TASK
Copy out every line from the records that includes "fimdev".

***** INPUT RECORDS

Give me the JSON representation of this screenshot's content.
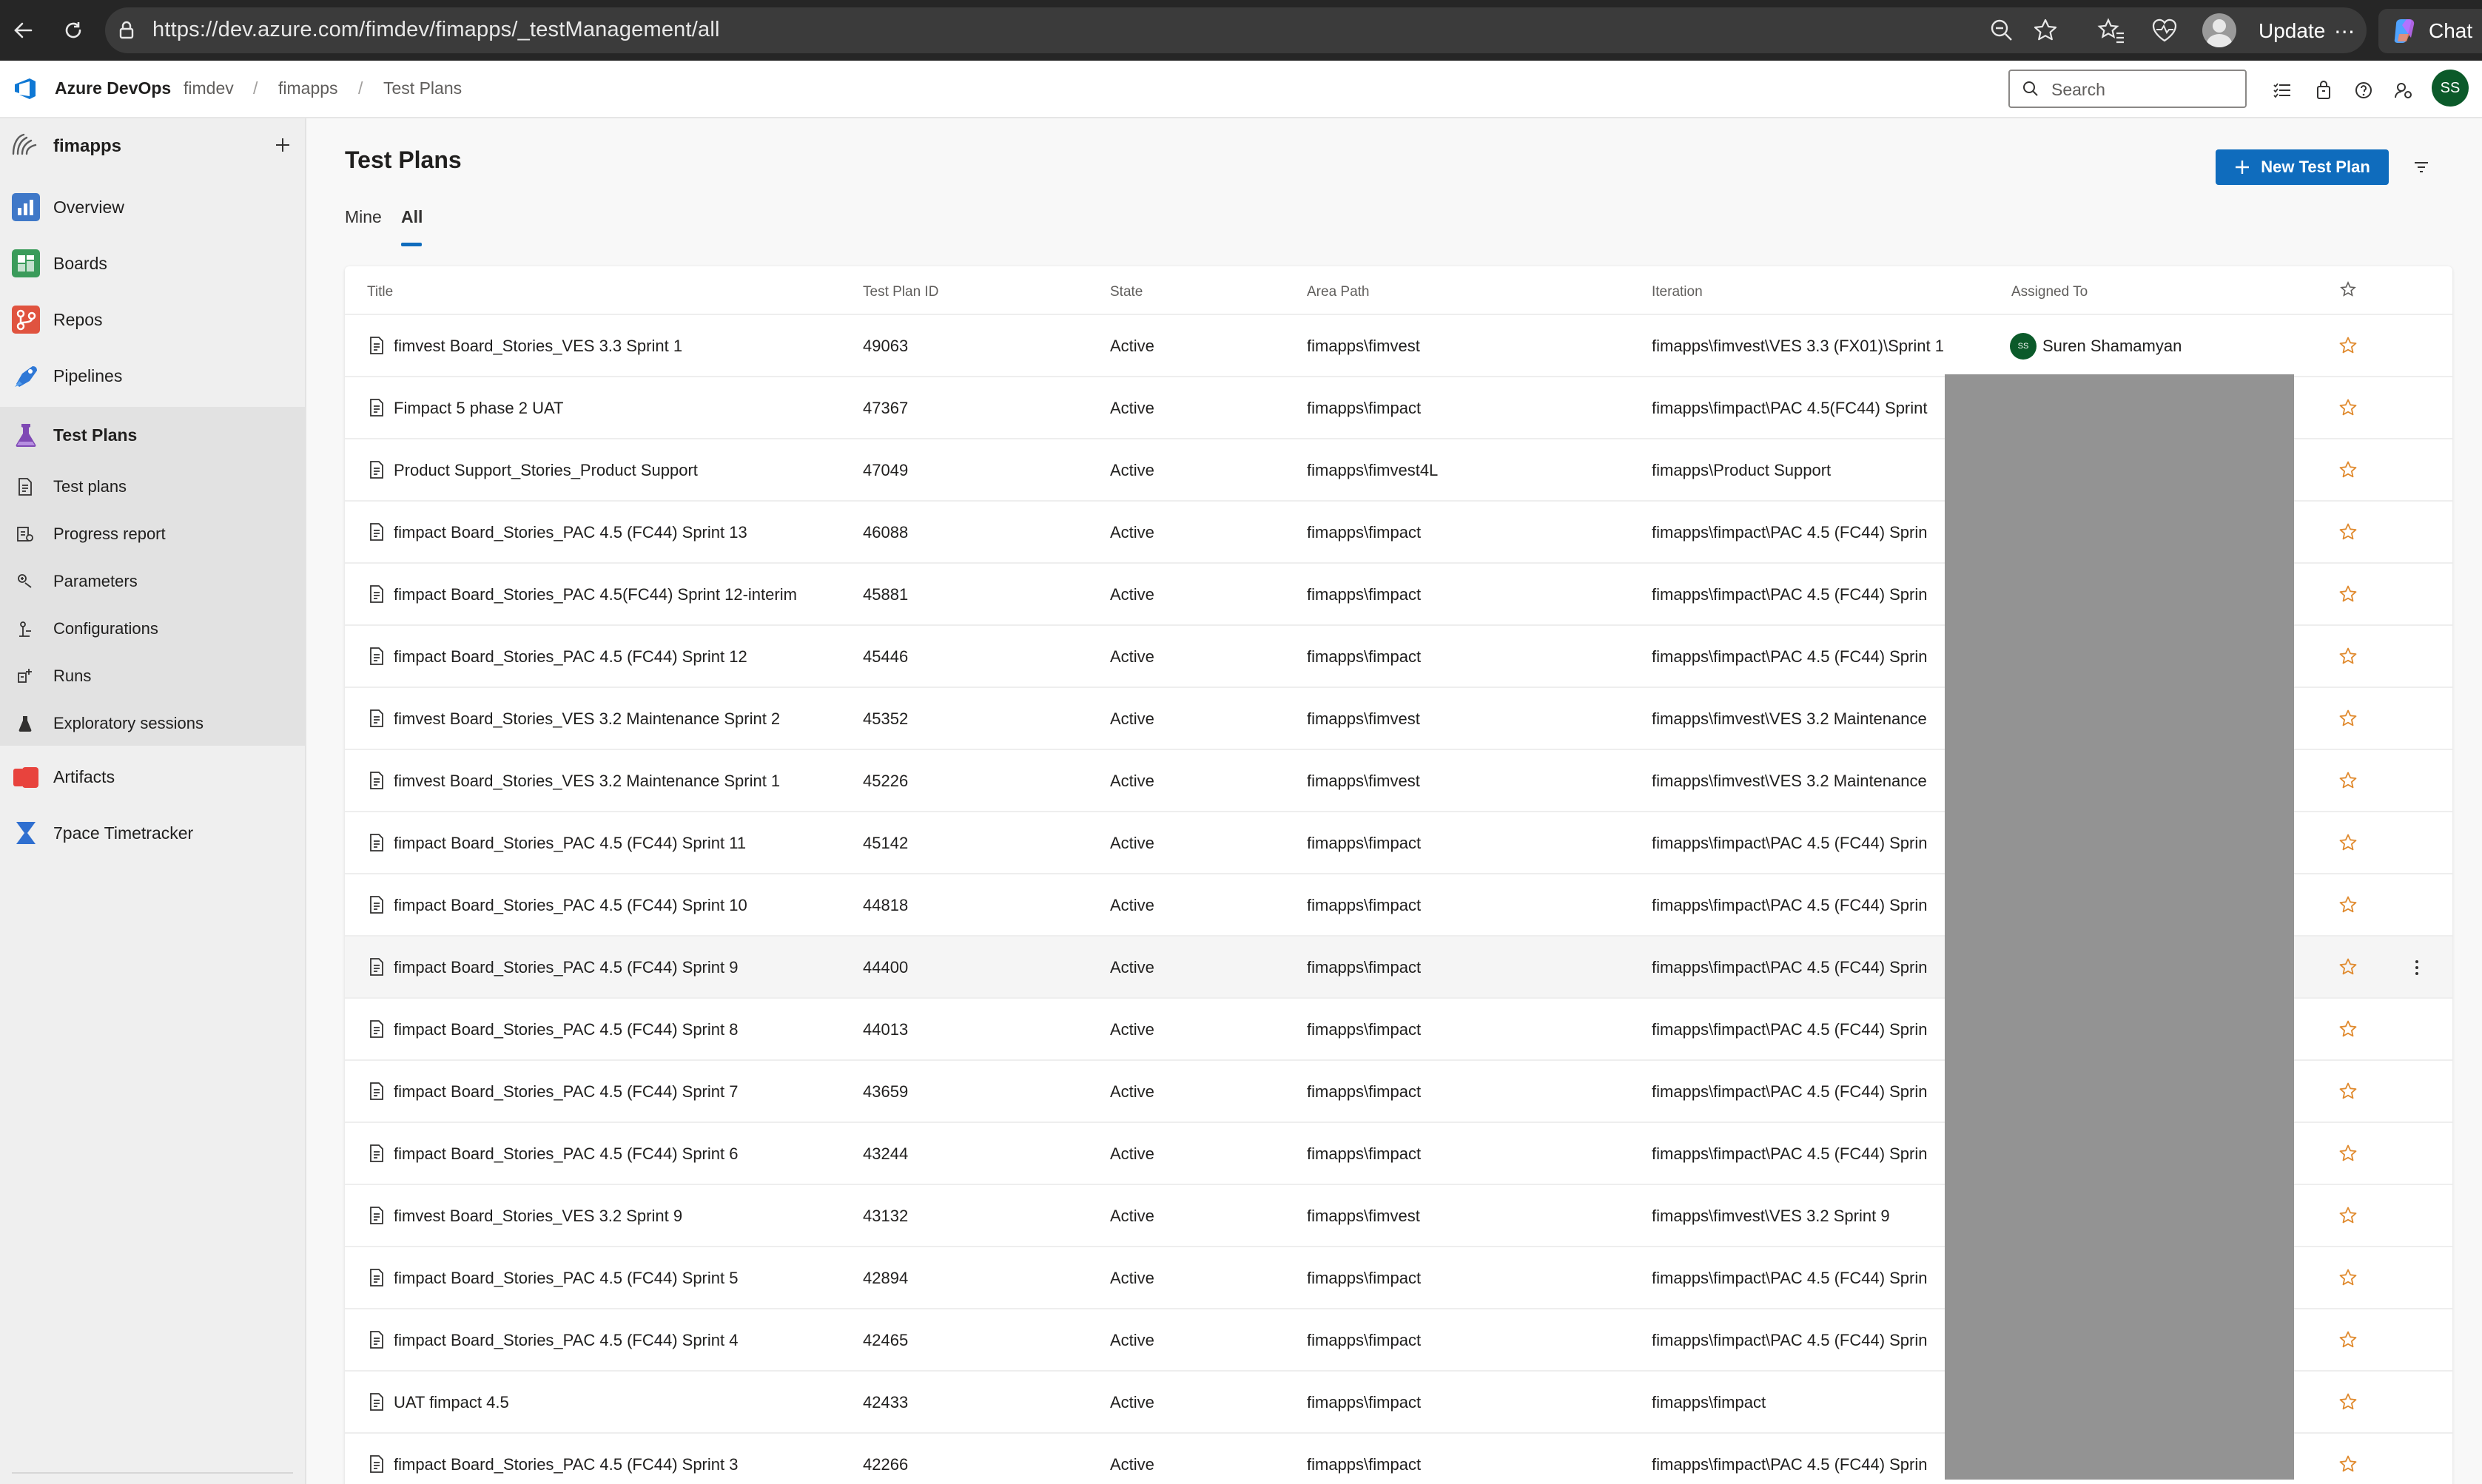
{
  "browser": {
    "url": "https://dev.azure.com/fimdev/fimapps/_testManagement/all",
    "update_label": "Update",
    "chat_label": "Chat"
  },
  "header": {
    "brand": "Azure DevOps",
    "breadcrumb": [
      "fimdev",
      "fimapps",
      "Test Plans"
    ],
    "search_placeholder": "Search",
    "avatar_initials": "SS"
  },
  "sidebar": {
    "project": "fimapps",
    "items": [
      {
        "label": "Overview",
        "icon": "overview-icon",
        "color": "#3f78c8"
      },
      {
        "label": "Boards",
        "icon": "boards-icon",
        "color": "#3a9b5a"
      },
      {
        "label": "Repos",
        "icon": "repos-icon",
        "color": "#e0533f"
      },
      {
        "label": "Pipelines",
        "icon": "pipelines-icon",
        "color": "#2f78d6"
      },
      {
        "label": "Test Plans",
        "icon": "test-plans-icon",
        "color": "#7f49b4"
      }
    ],
    "sub_items": [
      {
        "label": "Test plans",
        "icon": "test-plan-doc-icon"
      },
      {
        "label": "Progress report",
        "icon": "progress-report-icon"
      },
      {
        "label": "Parameters",
        "icon": "parameters-icon"
      },
      {
        "label": "Configurations",
        "icon": "configurations-icon"
      },
      {
        "label": "Runs",
        "icon": "runs-icon"
      },
      {
        "label": "Exploratory sessions",
        "icon": "exploratory-icon"
      }
    ],
    "extra_items": [
      {
        "label": "Artifacts",
        "icon": "artifacts-icon",
        "color": "#e8433d"
      },
      {
        "label": "7pace Timetracker",
        "icon": "timetracker-icon",
        "color": "#2f6fd0"
      }
    ]
  },
  "main": {
    "title": "Test Plans",
    "new_button": "New Test Plan",
    "tabs": [
      "Mine",
      "All"
    ],
    "active_tab": "All",
    "columns": [
      "Title",
      "Test Plan ID",
      "State",
      "Area Path",
      "Iteration",
      "Assigned To"
    ],
    "rows": [
      {
        "title": "fimvest Board_Stories_VES 3.3 Sprint 1",
        "id": "49063",
        "state": "Active",
        "area": "fimapps\\fimvest",
        "iteration": "fimapps\\fimvest\\VES 3.3 (FX01)\\Sprint 1",
        "assigned": "Suren Shamamyan",
        "assigned_initials": "SS"
      },
      {
        "title": "Fimpact 5 phase 2 UAT",
        "id": "47367",
        "state": "Active",
        "area": "fimapps\\fimpact",
        "iteration": "fimapps\\fimpact\\PAC 4.5(FC44) Sprint",
        "assigned": "",
        "assigned_initials": ""
      },
      {
        "title": "Product Support_Stories_Product Support",
        "id": "47049",
        "state": "Active",
        "area": "fimapps\\fimvest4L",
        "iteration": "fimapps\\Product Support",
        "assigned": "",
        "assigned_initials": ""
      },
      {
        "title": "fimpact Board_Stories_PAC 4.5 (FC44) Sprint 13",
        "id": "46088",
        "state": "Active",
        "area": "fimapps\\fimpact",
        "iteration": "fimapps\\fimpact\\PAC 4.5 (FC44) Sprin",
        "assigned": "",
        "assigned_initials": ""
      },
      {
        "title": "fimpact Board_Stories_PAC 4.5(FC44) Sprint 12-interim",
        "id": "45881",
        "state": "Active",
        "area": "fimapps\\fimpact",
        "iteration": "fimapps\\fimpact\\PAC 4.5 (FC44) Sprin",
        "assigned": "",
        "assigned_initials": ""
      },
      {
        "title": "fimpact Board_Stories_PAC 4.5 (FC44) Sprint 12",
        "id": "45446",
        "state": "Active",
        "area": "fimapps\\fimpact",
        "iteration": "fimapps\\fimpact\\PAC 4.5 (FC44) Sprin",
        "assigned": "",
        "assigned_initials": ""
      },
      {
        "title": "fimvest Board_Stories_VES 3.2 Maintenance Sprint 2",
        "id": "45352",
        "state": "Active",
        "area": "fimapps\\fimvest",
        "iteration": "fimapps\\fimvest\\VES 3.2 Maintenance",
        "assigned": "",
        "assigned_initials": ""
      },
      {
        "title": "fimvest Board_Stories_VES 3.2 Maintenance Sprint 1",
        "id": "45226",
        "state": "Active",
        "area": "fimapps\\fimvest",
        "iteration": "fimapps\\fimvest\\VES 3.2 Maintenance",
        "assigned": "",
        "assigned_initials": ""
      },
      {
        "title": "fimpact Board_Stories_PAC 4.5 (FC44) Sprint 11",
        "id": "45142",
        "state": "Active",
        "area": "fimapps\\fimpact",
        "iteration": "fimapps\\fimpact\\PAC 4.5 (FC44) Sprin",
        "assigned": "",
        "assigned_initials": ""
      },
      {
        "title": "fimpact Board_Stories_PAC 4.5 (FC44) Sprint 10",
        "id": "44818",
        "state": "Active",
        "area": "fimapps\\fimpact",
        "iteration": "fimapps\\fimpact\\PAC 4.5 (FC44) Sprin",
        "assigned": "",
        "assigned_initials": ""
      },
      {
        "title": "fimpact Board_Stories_PAC 4.5 (FC44) Sprint 9",
        "id": "44400",
        "state": "Active",
        "area": "fimapps\\fimpact",
        "iteration": "fimapps\\fimpact\\PAC 4.5 (FC44) Sprin",
        "assigned": "",
        "assigned_initials": "",
        "hovered": true
      },
      {
        "title": "fimpact Board_Stories_PAC 4.5 (FC44) Sprint 8",
        "id": "44013",
        "state": "Active",
        "area": "fimapps\\fimpact",
        "iteration": "fimapps\\fimpact\\PAC 4.5 (FC44) Sprin",
        "assigned": "",
        "assigned_initials": ""
      },
      {
        "title": "fimpact Board_Stories_PAC 4.5 (FC44) Sprint 7",
        "id": "43659",
        "state": "Active",
        "area": "fimapps\\fimpact",
        "iteration": "fimapps\\fimpact\\PAC 4.5 (FC44) Sprin",
        "assigned": "",
        "assigned_initials": ""
      },
      {
        "title": "fimpact Board_Stories_PAC 4.5 (FC44) Sprint 6",
        "id": "43244",
        "state": "Active",
        "area": "fimapps\\fimpact",
        "iteration": "fimapps\\fimpact\\PAC 4.5 (FC44) Sprin",
        "assigned": "",
        "assigned_initials": ""
      },
      {
        "title": "fimvest Board_Stories_VES 3.2 Sprint 9",
        "id": "43132",
        "state": "Active",
        "area": "fimapps\\fimvest",
        "iteration": "fimapps\\fimvest\\VES 3.2 Sprint 9",
        "assigned": "",
        "assigned_initials": ""
      },
      {
        "title": "fimpact Board_Stories_PAC 4.5 (FC44) Sprint 5",
        "id": "42894",
        "state": "Active",
        "area": "fimapps\\fimpact",
        "iteration": "fimapps\\fimpact\\PAC 4.5 (FC44) Sprin",
        "assigned": "",
        "assigned_initials": ""
      },
      {
        "title": "fimpact Board_Stories_PAC 4.5 (FC44) Sprint 4",
        "id": "42465",
        "state": "Active",
        "area": "fimapps\\fimpact",
        "iteration": "fimapps\\fimpact\\PAC 4.5 (FC44) Sprin",
        "assigned": "",
        "assigned_initials": ""
      },
      {
        "title": "UAT fimpact 4.5",
        "id": "42433",
        "state": "Active",
        "area": "fimapps\\fimpact",
        "iteration": "fimapps\\fimpact",
        "assigned": "",
        "assigned_initials": ""
      },
      {
        "title": "fimpact Board_Stories_PAC 4.5 (FC44) Sprint 3",
        "id": "42266",
        "state": "Active",
        "area": "fimapps\\fimpact",
        "iteration": "fimapps\\fimpact\\PAC 4.5 (FC44) Sprin",
        "assigned": "",
        "assigned_initials": ""
      }
    ]
  },
  "colors": {
    "accent": "#0f6cbd",
    "avatar_bg": "#0b5a2a",
    "star": "#e08a2e",
    "redaction": "#939393"
  }
}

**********

OUTPUT
    "url": "https://dev.azure.com/fimdev/fimapps/_testManagement/all",
      "fimdev",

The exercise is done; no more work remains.